* _SOURCE DATA_
——

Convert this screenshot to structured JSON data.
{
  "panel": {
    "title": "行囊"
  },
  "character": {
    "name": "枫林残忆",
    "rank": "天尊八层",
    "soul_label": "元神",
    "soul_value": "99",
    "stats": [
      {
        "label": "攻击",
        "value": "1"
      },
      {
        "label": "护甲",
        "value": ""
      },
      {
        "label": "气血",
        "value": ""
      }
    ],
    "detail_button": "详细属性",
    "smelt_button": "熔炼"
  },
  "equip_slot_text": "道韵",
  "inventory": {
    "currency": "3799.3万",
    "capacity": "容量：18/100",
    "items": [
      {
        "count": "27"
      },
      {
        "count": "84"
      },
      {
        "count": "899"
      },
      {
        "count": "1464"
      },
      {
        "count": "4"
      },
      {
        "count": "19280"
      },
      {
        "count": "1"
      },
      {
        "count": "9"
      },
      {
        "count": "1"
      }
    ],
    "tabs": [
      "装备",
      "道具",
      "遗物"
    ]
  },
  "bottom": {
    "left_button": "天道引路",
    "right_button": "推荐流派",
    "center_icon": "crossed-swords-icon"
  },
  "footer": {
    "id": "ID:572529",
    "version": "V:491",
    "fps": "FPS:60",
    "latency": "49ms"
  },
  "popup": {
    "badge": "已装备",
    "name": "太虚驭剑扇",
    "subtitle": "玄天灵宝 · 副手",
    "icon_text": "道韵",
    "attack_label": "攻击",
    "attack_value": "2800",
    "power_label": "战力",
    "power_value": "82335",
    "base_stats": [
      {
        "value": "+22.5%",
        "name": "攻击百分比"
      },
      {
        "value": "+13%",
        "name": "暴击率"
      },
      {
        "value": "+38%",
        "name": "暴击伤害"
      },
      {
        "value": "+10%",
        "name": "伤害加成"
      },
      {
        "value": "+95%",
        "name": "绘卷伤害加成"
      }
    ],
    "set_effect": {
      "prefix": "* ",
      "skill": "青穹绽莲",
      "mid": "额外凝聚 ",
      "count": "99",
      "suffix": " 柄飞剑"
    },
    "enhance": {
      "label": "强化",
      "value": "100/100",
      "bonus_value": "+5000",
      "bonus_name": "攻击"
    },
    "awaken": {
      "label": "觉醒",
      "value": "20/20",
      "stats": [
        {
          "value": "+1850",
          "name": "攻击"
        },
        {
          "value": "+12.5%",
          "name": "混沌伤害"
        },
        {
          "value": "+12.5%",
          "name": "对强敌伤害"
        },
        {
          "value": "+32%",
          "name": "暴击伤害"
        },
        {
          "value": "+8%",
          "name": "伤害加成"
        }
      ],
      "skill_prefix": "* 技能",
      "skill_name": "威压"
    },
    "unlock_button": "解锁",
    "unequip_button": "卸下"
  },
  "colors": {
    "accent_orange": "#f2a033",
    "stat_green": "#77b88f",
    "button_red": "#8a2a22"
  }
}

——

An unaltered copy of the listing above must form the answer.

* _ANSWER SECTION_
Convert this screenshot to structured JSON data.
{
  "panel": {
    "title": "行囊"
  },
  "character": {
    "name": "枫林残忆",
    "rank": "天尊八层",
    "soul_label": "元神",
    "soul_value": "99",
    "stats": [
      {
        "label": "攻击",
        "value": "1"
      },
      {
        "label": "护甲",
        "value": ""
      },
      {
        "label": "气血",
        "value": ""
      }
    ],
    "detail_button": "详细属性",
    "smelt_button": "熔炼"
  },
  "equip_slot_text": "道韵",
  "inventory": {
    "currency": "3799.3万",
    "capacity": "容量：18/100",
    "items": [
      {
        "count": "27"
      },
      {
        "count": "84"
      },
      {
        "count": "899"
      },
      {
        "count": "1464"
      },
      {
        "count": "4"
      },
      {
        "count": "19280"
      },
      {
        "count": "1"
      },
      {
        "count": "9"
      },
      {
        "count": "1"
      }
    ],
    "tabs": [
      "装备",
      "道具",
      "遗物"
    ]
  },
  "bottom": {
    "left_button": "天道引路",
    "right_button": "推荐流派",
    "center_icon": "crossed-swords-icon"
  },
  "footer": {
    "id": "ID:572529",
    "version": "V:491",
    "fps": "FPS:60",
    "latency": "49ms"
  },
  "popup": {
    "badge": "已装备",
    "name": "太虚驭剑扇",
    "subtitle": "玄天灵宝 · 副手",
    "icon_text": "道韵",
    "attack_label": "攻击",
    "attack_value": "2800",
    "power_label": "战力",
    "power_value": "82335",
    "base_stats": [
      {
        "value": "+22.5%",
        "name": "攻击百分比"
      },
      {
        "value": "+13%",
        "name": "暴击率"
      },
      {
        "value": "+38%",
        "name": "暴击伤害"
      },
      {
        "value": "+10%",
        "name": "伤害加成"
      },
      {
        "value": "+95%",
        "name": "绘卷伤害加成"
      }
    ],
    "set_effect": {
      "prefix": "* ",
      "skill": "青穹绽莲",
      "mid": "额外凝聚 ",
      "count": "99",
      "suffix": " 柄飞剑"
    },
    "enhance": {
      "label": "强化",
      "value": "100/100",
      "bonus_value": "+5000",
      "bonus_name": "攻击"
    },
    "awaken": {
      "label": "觉醒",
      "value": "20/20",
      "stats": [
        {
          "value": "+1850",
          "name": "攻击"
        },
        {
          "value": "+12.5%",
          "name": "混沌伤害"
        },
        {
          "value": "+12.5%",
          "name": "对强敌伤害"
        },
        {
          "value": "+32%",
          "name": "暴击伤害"
        },
        {
          "value": "+8%",
          "name": "伤害加成"
        }
      ],
      "skill_prefix": "* 技能",
      "skill_name": "威压"
    },
    "unlock_button": "解锁",
    "unequip_button": "卸下"
  },
  "colors": {
    "accent_orange": "#f2a033",
    "stat_green": "#77b88f",
    "button_red": "#8a2a22"
  }
}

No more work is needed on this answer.